31C3: Internet elections can be manipulated
More and more nations count on Internet voting, despite negative experiences with voting machines and warnings by security researchers. At the 31C3 (link: www.ccc.de) these are showing that the current technology has little to fend off attackers.
At the recent CCC congress in Hamburg Alex Haldermann of the University of Michigan reported about various problems in Internet voting – including in Estonia. The hackers were faced with two challenges: First, they could not as in previous tests investigate manipulable voting machines offline – and transform them, for example, into a Pacman machine. Secondly, interventions to ongoing online elections are sensitive. “As a security researcher you can not simply hack into a server during an election,” Halderman said. Too big is the risk that you would so sabotage a democratic election result.
But during a test run of a scheduled online election in Washington, the researchers were able to take control of the entire election data center and in this way to convince the authorities of the system imperfections. Because Estonia does not perform such tests, Haldermann’s team confines itself to an external analysis of the processes at the first independent study of Internet voting.
The electoral process in the Baltic States is complex: The the voter should remain anonymous to the online voting system and at the same time have the opportunity to verify the correctness of his vote. The Estonian officials have therefore chosen a digital two-envelope solution that is similar to the classic absentee ballot: A signature ensures that the vote actually comes from an electorate. The votes are counted but only if the votes are exempt from the personal signatures. The verification works via a mobile app that allows citizens to see their voting results again and to even change them. This is to prevent votes sale, but would also allow a Trojan which was foisted to a citizen to change the vote afterwards.
Haldermann’s team found several key weaknesses in the system: for instance the counting computer is giving merely the result of the election and does not sufficiently document, how it came about. Although the responsible parties have taken many security measures to protect the counting computer, but according to Haldermann these hardly withstand a serious attack of an state aggressor.

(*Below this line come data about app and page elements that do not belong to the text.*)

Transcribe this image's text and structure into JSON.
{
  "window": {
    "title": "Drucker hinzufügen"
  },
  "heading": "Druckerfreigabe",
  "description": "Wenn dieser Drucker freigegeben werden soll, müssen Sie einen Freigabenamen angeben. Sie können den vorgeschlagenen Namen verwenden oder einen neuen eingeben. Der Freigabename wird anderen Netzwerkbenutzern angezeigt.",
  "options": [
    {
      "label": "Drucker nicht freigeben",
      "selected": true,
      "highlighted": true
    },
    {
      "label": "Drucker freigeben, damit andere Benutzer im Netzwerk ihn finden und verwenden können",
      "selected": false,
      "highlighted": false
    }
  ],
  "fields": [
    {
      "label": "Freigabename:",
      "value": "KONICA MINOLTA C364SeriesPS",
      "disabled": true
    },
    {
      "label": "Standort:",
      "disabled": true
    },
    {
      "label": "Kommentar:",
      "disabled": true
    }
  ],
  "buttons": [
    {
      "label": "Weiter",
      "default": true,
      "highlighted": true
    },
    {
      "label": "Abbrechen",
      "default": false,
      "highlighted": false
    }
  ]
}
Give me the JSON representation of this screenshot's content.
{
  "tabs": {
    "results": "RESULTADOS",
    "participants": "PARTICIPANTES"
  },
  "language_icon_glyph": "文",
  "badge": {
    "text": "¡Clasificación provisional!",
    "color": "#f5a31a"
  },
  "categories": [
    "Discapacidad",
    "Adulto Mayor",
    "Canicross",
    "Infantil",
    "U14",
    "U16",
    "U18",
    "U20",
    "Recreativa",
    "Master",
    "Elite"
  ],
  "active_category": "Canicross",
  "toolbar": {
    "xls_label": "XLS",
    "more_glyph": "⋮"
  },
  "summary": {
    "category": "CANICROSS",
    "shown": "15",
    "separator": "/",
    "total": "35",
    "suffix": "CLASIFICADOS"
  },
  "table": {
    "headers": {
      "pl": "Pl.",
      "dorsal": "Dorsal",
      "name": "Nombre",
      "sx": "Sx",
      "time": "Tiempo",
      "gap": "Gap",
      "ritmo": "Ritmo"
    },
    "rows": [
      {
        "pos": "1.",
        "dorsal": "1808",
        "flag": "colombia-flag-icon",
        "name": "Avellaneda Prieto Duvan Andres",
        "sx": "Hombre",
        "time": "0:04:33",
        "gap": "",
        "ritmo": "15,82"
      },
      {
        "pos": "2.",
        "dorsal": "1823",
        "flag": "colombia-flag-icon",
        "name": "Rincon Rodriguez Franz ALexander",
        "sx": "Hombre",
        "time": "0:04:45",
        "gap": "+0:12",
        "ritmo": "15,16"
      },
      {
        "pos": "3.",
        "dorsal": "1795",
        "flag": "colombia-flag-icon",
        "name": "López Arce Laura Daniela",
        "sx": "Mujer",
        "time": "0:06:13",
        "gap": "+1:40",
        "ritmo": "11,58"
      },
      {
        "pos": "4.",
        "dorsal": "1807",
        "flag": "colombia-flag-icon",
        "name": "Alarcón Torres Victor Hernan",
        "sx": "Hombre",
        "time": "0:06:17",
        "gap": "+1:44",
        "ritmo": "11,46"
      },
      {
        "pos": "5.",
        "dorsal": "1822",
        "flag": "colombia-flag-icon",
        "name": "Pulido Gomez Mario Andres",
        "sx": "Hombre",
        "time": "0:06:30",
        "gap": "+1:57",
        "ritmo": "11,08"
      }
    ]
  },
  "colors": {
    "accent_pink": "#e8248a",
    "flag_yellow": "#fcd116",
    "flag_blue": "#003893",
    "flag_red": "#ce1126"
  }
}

Thus, the security researchers discovered plenty of evidence of inadequate operational safety in the YouTube channel of the election officials of Estonia. Gaps are lurking in both the clients and the servers: so the central (or key) signatures were created on an obviously privately used computer, and in the videos you can see the access codes of the wireless network of the developers, and one video even shows the key to the server room sufficiently sharp to be able create a duplicate. During a vodka-soaked night a responsible was said to even even betray a key password.
But state organizations such as NSA might also try to compromise the counting maschine – either on the way from the manufacturer or by manipulated download images for the operating system. References to such concepts Edward Snowden delivered it was said.